MLB.com Columnist

Jonathan Mayo

Q&A with Royals prospect Scott Blewett

Q&A with Royals prospect Scott Blewett

SURPRISE, Ariz. -- Scott Blewett was a second-round pick of the Kansas City Royals in the 2014 Draft from Baker High School in Baldwinsville, N.Y. He spent his first two full seasons with Lexington in the South Atlantic League and started to put things together in the second half of 2016, lowering his ERA by more than a run and a half while greatly improving his strikeout rate and lowering his walk and hit rates. He comes in at No. 5 on the Royals Top 30 Prospects list.

MLBPipeline.com: What are some of the pros and cons that you've seen since you entered pro ball of being from a cold-weather area and not being able to be out there playing 365 days a year.

Blewett: In high school, you have a lot of three-sport athletes up there. For me, I ran cross country in the fall, in the winter I played basketball and in the spring, I played baseball. When you're in the south or in California, you have guys playing baseball year-round. Once you get to pro ball, it's a huge difference because you're playing 24/7. Being from the Northeast, I spend most of my offseason out here because you can't get outside. We can get the work in we need to do and keep your focus where you need to be. Being out here is a big difference.

MLBPipeline.com: When you entered pro ball, did you feel you had to play some catch up?

Blewett: My work ethic from high school to here has only gotten better. Playing catch up? Maybe a little in terms of the hitters you face, because they are better. But I think that's true for everyone coming out of high school jumping into pro ball. I don't think I had to play catch up that much. Yes, the competition wasn't nearly as good in the Northeast as it is anywhere else, but staying focused and doing what I needed to do helped me a lot. I think I jumped right into it and I realized that I can hang with these guys like anybody else can.

MLBPipeline.com: You repeated Lexington in 2016. Everyone obviously wants to move up, but sometimes repeating a level can be a good thing. What did you find was the benefit of going back to the South Atlantic League?

Blewett: Going back there, being a second-year guy, you get to take on some leadership. I could teach some of the guys who were in their first year there, kind of show them the ropes. I could be a team leader there. The first half of the season last year, we were working on some mechanical things. Once the second half rolled around, we started to win some games as a team, and personally, I thought I started throwing the ball a lot better, got the mechanics down.

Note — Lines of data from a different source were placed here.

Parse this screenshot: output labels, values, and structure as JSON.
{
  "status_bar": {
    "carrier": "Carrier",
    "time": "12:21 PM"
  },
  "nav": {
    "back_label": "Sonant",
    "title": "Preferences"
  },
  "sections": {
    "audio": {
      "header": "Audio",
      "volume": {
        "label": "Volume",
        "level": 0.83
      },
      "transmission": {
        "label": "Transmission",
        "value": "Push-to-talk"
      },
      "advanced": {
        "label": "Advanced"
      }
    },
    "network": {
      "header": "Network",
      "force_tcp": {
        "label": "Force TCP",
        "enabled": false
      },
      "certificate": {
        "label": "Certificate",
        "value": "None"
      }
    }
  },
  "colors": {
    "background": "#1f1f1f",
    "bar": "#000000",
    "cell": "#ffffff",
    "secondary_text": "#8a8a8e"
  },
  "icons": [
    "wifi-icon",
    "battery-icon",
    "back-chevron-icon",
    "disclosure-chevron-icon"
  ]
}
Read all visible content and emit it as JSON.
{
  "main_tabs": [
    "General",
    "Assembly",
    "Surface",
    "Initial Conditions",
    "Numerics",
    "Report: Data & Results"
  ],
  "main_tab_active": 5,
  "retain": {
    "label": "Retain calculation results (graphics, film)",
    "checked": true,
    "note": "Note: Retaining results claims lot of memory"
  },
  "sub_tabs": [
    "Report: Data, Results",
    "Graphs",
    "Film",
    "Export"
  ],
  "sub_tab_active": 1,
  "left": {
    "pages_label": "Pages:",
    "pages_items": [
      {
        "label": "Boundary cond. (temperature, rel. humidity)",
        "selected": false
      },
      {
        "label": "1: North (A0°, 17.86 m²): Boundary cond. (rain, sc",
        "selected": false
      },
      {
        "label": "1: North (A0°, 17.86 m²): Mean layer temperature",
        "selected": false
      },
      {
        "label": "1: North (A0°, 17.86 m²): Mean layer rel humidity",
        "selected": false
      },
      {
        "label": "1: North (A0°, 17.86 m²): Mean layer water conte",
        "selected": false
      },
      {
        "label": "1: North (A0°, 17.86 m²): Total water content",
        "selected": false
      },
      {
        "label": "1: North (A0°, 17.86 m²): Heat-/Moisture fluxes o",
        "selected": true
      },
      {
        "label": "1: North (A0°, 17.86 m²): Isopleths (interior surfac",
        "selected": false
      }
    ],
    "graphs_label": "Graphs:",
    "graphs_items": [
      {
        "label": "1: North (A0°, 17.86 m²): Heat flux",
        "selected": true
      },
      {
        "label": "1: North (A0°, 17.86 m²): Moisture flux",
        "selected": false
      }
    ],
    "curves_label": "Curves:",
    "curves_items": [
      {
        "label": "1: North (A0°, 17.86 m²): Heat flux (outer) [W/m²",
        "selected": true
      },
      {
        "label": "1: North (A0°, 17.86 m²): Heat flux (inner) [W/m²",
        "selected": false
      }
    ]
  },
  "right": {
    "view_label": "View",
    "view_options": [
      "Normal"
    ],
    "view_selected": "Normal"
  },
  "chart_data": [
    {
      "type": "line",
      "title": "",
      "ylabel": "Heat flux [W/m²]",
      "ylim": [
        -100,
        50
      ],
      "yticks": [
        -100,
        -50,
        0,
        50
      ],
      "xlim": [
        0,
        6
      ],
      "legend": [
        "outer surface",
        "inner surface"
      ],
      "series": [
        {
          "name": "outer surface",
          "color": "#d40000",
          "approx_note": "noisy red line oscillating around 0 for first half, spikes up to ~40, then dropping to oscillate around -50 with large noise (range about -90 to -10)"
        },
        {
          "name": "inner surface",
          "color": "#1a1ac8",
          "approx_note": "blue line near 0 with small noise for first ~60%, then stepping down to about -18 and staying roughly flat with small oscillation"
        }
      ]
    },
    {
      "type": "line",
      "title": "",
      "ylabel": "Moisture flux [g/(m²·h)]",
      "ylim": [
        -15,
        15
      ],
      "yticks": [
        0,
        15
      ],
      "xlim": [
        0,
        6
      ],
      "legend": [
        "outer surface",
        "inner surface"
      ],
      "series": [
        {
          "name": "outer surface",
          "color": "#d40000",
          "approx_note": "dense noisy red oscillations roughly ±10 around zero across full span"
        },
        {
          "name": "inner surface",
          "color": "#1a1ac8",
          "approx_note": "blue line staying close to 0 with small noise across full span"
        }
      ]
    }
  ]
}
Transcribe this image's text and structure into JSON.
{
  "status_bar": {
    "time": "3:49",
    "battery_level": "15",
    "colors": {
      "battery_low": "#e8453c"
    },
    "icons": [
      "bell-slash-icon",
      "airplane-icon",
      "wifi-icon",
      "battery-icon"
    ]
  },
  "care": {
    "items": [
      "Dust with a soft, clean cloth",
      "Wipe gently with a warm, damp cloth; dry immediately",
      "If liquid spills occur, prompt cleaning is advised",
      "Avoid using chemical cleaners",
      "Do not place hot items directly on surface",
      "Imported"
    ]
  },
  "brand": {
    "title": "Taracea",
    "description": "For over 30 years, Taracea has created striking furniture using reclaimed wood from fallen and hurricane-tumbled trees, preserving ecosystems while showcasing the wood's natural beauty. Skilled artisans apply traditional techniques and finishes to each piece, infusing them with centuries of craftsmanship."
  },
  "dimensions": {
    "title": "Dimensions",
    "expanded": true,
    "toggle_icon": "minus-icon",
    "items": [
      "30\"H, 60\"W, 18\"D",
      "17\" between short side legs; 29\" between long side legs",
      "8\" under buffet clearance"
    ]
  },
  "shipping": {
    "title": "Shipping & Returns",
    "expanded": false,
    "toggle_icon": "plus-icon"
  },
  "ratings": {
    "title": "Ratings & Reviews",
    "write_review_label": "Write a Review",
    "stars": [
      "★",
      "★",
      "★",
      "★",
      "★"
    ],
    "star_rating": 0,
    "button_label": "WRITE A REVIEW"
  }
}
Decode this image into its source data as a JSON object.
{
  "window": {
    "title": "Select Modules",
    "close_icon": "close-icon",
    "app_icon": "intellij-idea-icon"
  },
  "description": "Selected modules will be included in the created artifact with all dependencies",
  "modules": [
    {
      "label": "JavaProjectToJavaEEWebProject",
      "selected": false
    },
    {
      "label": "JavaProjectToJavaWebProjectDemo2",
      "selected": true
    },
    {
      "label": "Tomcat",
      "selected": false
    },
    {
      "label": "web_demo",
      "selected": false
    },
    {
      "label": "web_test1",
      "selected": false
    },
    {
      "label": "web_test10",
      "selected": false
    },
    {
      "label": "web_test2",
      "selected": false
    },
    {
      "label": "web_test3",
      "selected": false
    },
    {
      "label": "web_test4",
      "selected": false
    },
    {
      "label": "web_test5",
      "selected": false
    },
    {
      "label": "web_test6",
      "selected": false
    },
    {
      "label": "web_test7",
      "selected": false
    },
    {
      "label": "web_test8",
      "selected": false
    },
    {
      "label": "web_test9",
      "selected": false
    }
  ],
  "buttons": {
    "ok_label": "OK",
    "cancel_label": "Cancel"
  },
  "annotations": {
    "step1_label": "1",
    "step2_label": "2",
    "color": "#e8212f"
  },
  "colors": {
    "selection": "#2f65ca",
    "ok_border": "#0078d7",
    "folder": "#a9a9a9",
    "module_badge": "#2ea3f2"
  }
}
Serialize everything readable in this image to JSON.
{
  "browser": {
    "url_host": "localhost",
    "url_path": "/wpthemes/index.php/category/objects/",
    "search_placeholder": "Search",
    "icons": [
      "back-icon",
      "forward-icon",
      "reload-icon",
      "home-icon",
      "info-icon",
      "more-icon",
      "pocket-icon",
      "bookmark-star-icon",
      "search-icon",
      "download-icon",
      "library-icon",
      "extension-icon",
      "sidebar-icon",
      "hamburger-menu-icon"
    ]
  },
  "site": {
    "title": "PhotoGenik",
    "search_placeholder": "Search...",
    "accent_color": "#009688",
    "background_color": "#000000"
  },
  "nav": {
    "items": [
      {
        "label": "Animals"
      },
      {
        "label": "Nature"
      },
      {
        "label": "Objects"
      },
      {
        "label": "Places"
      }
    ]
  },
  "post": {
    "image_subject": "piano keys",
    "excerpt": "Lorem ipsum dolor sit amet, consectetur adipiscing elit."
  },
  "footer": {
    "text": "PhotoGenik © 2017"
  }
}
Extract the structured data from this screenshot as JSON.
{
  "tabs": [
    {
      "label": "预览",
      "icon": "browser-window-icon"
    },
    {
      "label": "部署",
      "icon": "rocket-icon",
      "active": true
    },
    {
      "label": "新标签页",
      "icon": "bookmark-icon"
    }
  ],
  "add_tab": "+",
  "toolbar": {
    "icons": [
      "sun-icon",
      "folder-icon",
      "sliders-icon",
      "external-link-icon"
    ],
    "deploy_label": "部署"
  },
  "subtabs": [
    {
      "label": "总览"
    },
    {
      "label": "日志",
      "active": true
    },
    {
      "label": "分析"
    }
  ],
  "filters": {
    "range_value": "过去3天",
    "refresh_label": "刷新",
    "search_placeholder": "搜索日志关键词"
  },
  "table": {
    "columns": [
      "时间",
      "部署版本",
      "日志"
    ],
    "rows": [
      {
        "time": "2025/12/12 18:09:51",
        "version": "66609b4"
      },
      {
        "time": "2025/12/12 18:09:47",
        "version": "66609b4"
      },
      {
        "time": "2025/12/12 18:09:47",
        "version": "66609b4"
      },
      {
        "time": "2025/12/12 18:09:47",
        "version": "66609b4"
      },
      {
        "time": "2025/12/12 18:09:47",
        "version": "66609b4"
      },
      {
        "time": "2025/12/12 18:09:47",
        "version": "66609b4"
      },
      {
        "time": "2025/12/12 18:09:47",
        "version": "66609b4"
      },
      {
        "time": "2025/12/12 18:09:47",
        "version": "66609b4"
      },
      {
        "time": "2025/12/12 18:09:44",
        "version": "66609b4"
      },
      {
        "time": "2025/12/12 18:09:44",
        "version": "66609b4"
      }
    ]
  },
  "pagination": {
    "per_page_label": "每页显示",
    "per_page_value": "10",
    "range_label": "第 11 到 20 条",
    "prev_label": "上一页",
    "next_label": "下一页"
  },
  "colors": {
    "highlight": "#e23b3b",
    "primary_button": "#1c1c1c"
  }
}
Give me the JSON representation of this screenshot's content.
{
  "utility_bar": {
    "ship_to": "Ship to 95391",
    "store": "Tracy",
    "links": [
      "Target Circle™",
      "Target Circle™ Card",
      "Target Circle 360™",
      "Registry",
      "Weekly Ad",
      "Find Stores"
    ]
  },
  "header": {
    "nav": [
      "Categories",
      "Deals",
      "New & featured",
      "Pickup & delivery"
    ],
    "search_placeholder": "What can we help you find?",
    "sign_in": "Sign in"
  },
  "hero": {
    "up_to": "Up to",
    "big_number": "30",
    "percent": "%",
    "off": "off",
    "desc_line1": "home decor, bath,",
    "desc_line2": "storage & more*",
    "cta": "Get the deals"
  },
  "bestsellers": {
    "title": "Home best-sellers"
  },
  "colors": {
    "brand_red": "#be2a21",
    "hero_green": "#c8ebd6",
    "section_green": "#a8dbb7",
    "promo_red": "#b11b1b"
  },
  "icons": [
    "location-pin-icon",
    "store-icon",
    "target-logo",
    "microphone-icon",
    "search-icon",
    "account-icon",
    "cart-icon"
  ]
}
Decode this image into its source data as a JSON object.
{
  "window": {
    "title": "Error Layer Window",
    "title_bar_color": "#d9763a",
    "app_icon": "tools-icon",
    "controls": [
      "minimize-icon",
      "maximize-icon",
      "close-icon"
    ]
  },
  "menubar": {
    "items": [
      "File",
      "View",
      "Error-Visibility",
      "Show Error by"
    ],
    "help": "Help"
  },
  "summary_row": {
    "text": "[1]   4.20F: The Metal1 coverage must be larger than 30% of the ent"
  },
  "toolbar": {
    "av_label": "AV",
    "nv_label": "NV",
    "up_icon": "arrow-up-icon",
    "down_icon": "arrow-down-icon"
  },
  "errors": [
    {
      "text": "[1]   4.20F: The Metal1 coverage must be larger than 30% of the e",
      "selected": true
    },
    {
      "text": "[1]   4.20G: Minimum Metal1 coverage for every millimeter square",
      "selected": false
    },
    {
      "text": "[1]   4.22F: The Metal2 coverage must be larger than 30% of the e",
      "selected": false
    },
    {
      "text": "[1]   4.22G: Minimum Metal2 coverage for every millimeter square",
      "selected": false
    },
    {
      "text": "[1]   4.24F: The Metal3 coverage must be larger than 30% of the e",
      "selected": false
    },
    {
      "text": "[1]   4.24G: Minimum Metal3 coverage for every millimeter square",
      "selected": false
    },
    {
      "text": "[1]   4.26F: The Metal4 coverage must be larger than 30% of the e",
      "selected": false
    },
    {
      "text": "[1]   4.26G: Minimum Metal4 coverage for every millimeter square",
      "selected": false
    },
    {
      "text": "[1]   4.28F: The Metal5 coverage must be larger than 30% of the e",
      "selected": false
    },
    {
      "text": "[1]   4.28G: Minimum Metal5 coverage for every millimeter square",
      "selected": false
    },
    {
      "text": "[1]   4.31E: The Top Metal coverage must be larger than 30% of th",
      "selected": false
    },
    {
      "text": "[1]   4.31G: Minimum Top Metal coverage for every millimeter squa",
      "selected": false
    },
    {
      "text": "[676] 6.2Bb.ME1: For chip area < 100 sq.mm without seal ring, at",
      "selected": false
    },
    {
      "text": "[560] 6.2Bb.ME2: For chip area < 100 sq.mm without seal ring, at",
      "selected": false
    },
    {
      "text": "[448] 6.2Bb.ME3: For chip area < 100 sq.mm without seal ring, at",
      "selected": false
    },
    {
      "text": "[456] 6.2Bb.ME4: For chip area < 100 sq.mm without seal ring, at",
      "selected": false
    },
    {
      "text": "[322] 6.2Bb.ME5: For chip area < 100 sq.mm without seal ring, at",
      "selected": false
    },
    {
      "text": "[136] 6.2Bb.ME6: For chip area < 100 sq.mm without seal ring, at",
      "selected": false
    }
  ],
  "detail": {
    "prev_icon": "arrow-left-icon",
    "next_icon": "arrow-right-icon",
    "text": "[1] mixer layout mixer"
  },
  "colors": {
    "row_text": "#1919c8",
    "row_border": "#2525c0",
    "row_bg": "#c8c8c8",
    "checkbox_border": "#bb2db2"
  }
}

That's been a thing all through pro ball: There's always something to work on to get better. The ultimate goal is to get to the big leagues, so working on those things now will be something that helps me down the road.

Royals Spring Training report

MLBPipeline.com: That stretch in the second half, is that the best you've thrown since you've joined the organization? What were the mechanical things you worked on to improve?

Blewett: Definitely. I felt comfortable up there, confident. It felt that everything was going my way. There are going to be ups and downs, I had a couple of bad outings in the second half, but I didn't let it affect me because I knew I could get right back on track to where I was before. I was just getting my lower and upper halves in sync and my direction to the plate. I started to stay taller, using my height and not dropping down to a 6-1 or 6-2 pitcher when I can be a 6-6 pitcher. That was big. I was throwing the ball downhill. My curveball was a lot sharper. Everything was just more efficient.

MLBPipeline.com: When you're as big as you are, there are a lot of moving parts, a lot more can go wrong mechanically. Was the second half a point where you just felt natural with your mechanics?

Blewett: Repeating your delivery is probably the biggest thing as a big man and especially when you're doing tweaks here and there, it's going to take some time to make that adjustment. It could take closer to a month, especially when you're doing it during the season on the fly. It's going to be a progression.

Jonathan Mayo is a reporter for MLBPipeline.com. Follow him on Twitter @JonathanMayo and Facebook, and listen to him on the weekly Pipeline Podcast. This story was not subject to the approval of Major League Baseball or its clubs.